Interface dataset entries

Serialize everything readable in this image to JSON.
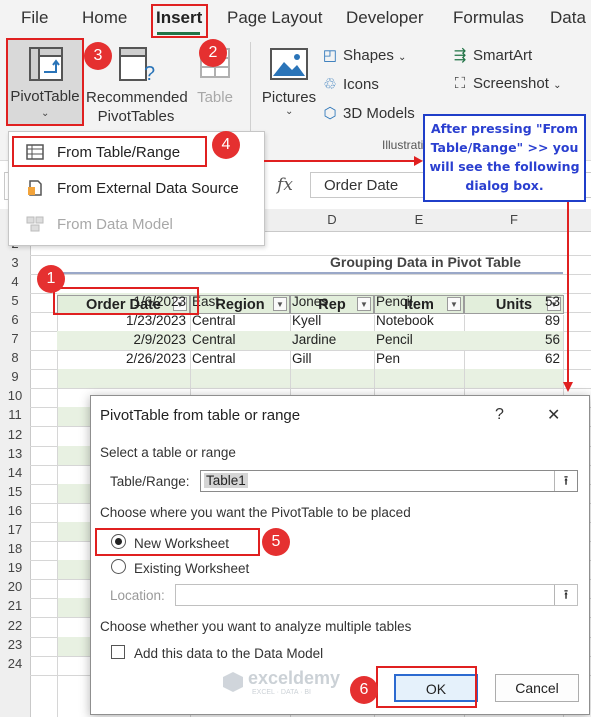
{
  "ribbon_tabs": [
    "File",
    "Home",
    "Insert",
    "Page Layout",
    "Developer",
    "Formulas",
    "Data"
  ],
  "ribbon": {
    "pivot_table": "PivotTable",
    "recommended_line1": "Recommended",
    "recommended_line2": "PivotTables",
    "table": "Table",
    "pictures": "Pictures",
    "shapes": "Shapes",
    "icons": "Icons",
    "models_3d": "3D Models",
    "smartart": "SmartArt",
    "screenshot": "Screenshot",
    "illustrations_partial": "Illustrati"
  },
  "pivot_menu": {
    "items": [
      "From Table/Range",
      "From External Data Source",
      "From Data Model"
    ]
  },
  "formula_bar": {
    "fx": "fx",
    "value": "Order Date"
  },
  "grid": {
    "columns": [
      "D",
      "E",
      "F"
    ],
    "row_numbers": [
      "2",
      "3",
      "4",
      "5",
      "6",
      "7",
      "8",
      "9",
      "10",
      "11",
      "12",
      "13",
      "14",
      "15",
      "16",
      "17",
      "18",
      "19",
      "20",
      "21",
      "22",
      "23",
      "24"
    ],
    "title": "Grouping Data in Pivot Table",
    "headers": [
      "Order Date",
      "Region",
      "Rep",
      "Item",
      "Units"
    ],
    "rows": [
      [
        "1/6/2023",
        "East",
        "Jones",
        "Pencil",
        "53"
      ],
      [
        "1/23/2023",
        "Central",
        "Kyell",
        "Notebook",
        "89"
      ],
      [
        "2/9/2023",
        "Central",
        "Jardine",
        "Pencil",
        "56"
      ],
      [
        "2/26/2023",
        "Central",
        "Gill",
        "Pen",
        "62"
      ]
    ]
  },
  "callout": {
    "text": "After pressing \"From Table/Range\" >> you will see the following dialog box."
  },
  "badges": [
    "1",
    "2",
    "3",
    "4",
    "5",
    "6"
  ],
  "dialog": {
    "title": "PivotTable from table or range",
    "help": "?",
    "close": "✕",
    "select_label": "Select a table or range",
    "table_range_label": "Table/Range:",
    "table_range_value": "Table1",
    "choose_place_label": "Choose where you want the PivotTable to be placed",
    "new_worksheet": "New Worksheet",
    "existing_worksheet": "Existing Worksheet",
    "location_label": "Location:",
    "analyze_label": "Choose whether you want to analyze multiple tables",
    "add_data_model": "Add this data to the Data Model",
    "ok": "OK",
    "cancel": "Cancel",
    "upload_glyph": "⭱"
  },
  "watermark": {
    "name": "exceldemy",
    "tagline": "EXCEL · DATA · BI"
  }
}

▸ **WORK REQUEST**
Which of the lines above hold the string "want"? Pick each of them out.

▸ **RESPONSE TO THE EXERCISE**
    "choose_place_label": "Choose where you want the PivotTable to be placed",
    "analyze_label": "Choose whether you want to analyze multiple tables",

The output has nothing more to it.